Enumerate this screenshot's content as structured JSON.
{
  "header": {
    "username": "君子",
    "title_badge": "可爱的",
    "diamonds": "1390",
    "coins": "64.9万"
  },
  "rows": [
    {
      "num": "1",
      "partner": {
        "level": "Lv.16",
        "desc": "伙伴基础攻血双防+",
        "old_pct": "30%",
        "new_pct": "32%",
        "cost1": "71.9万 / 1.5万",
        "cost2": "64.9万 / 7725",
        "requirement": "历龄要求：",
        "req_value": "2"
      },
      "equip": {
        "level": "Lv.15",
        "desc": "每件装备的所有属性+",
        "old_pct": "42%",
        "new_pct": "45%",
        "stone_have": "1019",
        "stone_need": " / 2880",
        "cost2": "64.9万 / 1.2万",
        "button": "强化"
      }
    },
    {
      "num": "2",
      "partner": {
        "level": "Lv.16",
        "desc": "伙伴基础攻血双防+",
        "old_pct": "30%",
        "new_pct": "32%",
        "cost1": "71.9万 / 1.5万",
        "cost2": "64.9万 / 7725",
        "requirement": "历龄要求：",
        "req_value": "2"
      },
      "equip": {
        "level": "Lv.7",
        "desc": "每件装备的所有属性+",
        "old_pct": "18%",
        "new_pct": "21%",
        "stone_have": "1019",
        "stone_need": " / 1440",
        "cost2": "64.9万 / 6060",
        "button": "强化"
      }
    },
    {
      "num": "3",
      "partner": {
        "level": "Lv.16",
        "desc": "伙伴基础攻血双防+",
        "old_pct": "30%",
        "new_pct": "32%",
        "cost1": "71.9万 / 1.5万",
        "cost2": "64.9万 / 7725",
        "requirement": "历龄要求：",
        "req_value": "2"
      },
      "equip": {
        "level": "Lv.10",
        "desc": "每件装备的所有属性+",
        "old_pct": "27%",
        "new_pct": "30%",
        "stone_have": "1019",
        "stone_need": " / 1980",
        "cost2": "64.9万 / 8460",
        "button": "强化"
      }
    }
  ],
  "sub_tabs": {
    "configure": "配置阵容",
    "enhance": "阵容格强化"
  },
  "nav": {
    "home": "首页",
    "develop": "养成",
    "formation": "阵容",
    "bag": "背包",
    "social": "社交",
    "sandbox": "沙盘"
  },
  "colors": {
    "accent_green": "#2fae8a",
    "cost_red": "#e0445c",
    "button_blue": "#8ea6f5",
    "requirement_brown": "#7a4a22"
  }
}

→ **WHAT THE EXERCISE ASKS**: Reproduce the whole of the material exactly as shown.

→ **SOLUTION**:
Enumerate this screenshot's content as structured JSON.
{
  "header": {
    "username": "君子",
    "title_badge": "可爱的",
    "diamonds": "1390",
    "coins": "64.9万"
  },
  "rows": [
    {
      "num": "1",
      "partner": {
        "level": "Lv.16",
        "desc": "伙伴基础攻血双防+",
        "old_pct": "30%",
        "new_pct": "32%",
        "cost1": "71.9万 / 1.5万",
        "cost2": "64.9万 / 7725",
        "requirement": "历龄要求：",
        "req_value": "2"
      },
      "equip": {
        "level": "Lv.15",
        "desc": "每件装备的所有属性+",
        "old_pct": "42%",
        "new_pct": "45%",
        "stone_have": "1019",
        "stone_need": " / 2880",
        "cost2": "64.9万 / 1.2万",
        "button": "强化"
      }
    },
    {
      "num": "2",
      "partner": {
        "level": "Lv.16",
        "desc": "伙伴基础攻血双防+",
        "old_pct": "30%",
        "new_pct": "32%",
        "cost1": "71.9万 / 1.5万",
        "cost2": "64.9万 / 7725",
        "requirement": "历龄要求：",
        "req_value": "2"
      },
      "equip": {
        "level": "Lv.7",
        "desc": "每件装备的所有属性+",
        "old_pct": "18%",
        "new_pct": "21%",
        "stone_have": "1019",
        "stone_need": " / 1440",
        "cost2": "64.9万 / 6060",
        "button": "强化"
      }
    },
    {
      "num": "3",
      "partner": {
        "level": "Lv.16",
        "desc": "伙伴基础攻血双防+",
        "old_pct": "30%",
        "new_pct": "32%",
        "cost1": "71.9万 / 1.5万",
        "cost2": "64.9万 / 7725",
        "requirement": "历龄要求：",
        "req_value": "2"
      },
      "equip": {
        "level": "Lv.10",
        "desc": "每件装备的所有属性+",
        "old_pct": "27%",
        "new_pct": "30%",
        "stone_have": "1019",
        "stone_need": " / 1980",
        "cost2": "64.9万 / 8460",
        "button": "强化"
      }
    }
  ],
  "sub_tabs": {
    "configure": "配置阵容",
    "enhance": "阵容格强化"
  },
  "nav": {
    "home": "首页",
    "develop": "养成",
    "formation": "阵容",
    "bag": "背包",
    "social": "社交",
    "sandbox": "沙盘"
  },
  "colors": {
    "accent_green": "#2fae8a",
    "cost_red": "#e0445c",
    "button_blue": "#8ea6f5",
    "requirement_brown": "#7a4a22"
  }
}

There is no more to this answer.